Smithsonian scientists

Small red hyperiid.

The Hyper Eyes of Hyperiids: How Some Shrimp-Like Creatures See Light in the Deep Sea

Hyperiid amphipods are small crustaceans related to sand fleas and distantly related to shrimp. They range in size from very tiny to more than 7 inches long, and are found at all depths of...
A "reef hotel" made of PVS layers on the seafloor.

Worth the Investment: Ocean Real Estate Reveals Hidden Diversity

Nancy Knowlton, Smithsonian's Sant Chair for Marine Science, puts out an Autonomous Reef Monitoring Structure (ARMS) during a dive in the Red Sea. Credit: Michael Berumen Good real estate is hard to find. This...
A diver clears the bottom of a cargo ship of specimens.

Unearthing Information About Invasives From the Bottom of a Cargo Ship
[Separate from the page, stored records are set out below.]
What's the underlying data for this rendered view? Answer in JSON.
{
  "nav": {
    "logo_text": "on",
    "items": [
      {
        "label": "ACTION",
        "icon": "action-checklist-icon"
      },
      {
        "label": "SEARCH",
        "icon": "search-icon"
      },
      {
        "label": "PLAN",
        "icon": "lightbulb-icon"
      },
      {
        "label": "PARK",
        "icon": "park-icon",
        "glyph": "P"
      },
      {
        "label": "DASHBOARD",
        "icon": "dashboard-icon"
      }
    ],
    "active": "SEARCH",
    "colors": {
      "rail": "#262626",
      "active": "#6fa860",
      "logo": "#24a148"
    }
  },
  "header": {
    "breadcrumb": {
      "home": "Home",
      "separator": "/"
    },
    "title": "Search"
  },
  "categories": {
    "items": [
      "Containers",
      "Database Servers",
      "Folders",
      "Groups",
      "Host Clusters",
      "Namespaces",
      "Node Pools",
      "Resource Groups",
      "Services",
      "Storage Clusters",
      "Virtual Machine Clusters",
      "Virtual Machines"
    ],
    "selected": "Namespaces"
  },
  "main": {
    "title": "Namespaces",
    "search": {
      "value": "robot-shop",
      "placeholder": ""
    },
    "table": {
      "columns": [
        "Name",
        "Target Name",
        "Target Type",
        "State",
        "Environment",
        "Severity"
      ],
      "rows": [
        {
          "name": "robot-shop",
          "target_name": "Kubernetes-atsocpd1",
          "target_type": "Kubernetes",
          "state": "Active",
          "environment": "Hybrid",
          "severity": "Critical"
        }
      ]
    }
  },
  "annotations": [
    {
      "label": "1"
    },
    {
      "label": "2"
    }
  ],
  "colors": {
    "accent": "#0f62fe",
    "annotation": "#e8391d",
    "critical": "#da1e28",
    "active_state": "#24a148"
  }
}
Smithsonian Environmental Research Center (SERC) ecologist, Ian Davidson, is under the belly of a cargo ship collecting specimens. Credit: Laurie Penland, Smithsonian I am once again leaving my familiar world behind and descending into...

Bugs and Slugs: The Hidden Secret to Healthy Seagrasses

Neptune grass ( Posidonia oceanica ) is a slow-growing and long-lived seagrass native to the Mediterranean. Credit: Gaynor Rosier/Marine Photobank Slip into the water along a sheltered coast in nearly any part of the...

Why I Love Polychaetes

Credit: © 2008 K.J. Osborn Polychaete worms are not your average cringe-inducing, writhing worms. (Okay, maybe some are.) They are fascinating, varied, and a critical part of our ocean. The visual variety among the...
Nancy Knowlton speaking about the "Future of the Ocean"

The Future of the Ocean

Nancy Knowlton, the Sant Chair of Marine Science at the Smithsonian National Museum of Natural History, asks "What is the likely future of our ancestral home?" The answer depend on what humans do now...

Oil’s Impact on Marine Invertebrates

In the aftermath of the Gulf oil spill, what is the effect of oil on invertebrates like jellyfish, clams, crabs, sea stars, and plankton? The scope of the damage is more easily observed among...

The Smithsonian Marine Collections

A behind the scenes look at the NMNH ocean-related collections and their importance to research and discovery.

Seagrasses and Light in the Chesapeake Bay

Seagrasses growing on the seafloor of the Chesapeake Bay rely on light to grow—but, thanks to pollution, that sunlight has become more scarce. Nutrient runoff from fertilizers causes microscopic algae (phytoplankton) to grow rapidly...

Investigating Nutrient Pollution's Impact on Mangroves

At Carrie Bow Cay in Belize , Dr. Candy Feller explains her research on the effect of excess nutrients on mangrove swamps. Feller runs the Animal-Plant Interaction Lab at the Smithsonian Environmental Research Center...
A photo of plastic trash floating in the water, taken from below the surface.

Witness to a Plastic Invasion

The Smithsonian Institution's Dive Officer documents a "swirling monster" of plastic trash that she encountered while diving in Belize. It blew in for two solid days: a flotilla of plastic forks, soda bottles, rubber...
A zoomed-in image of the crown-of-thorns sea star.

A Plague of Sea Stars

Scientists have been studying why populations of crown-of-thorns sea stars ( Acanthaster planci ) have mushroomed in recent decades. Coral reefs can suffer when the sea star's numbers explode; the echinoderm has a healthy...
Juvenile plane-head filefish

A World Adrift: Life in the Sargassum

The open ocean is surprisingly barren to the naked eye. Every now and again you will encounter a school of fish and their attendant predators, but most of the life that you find is...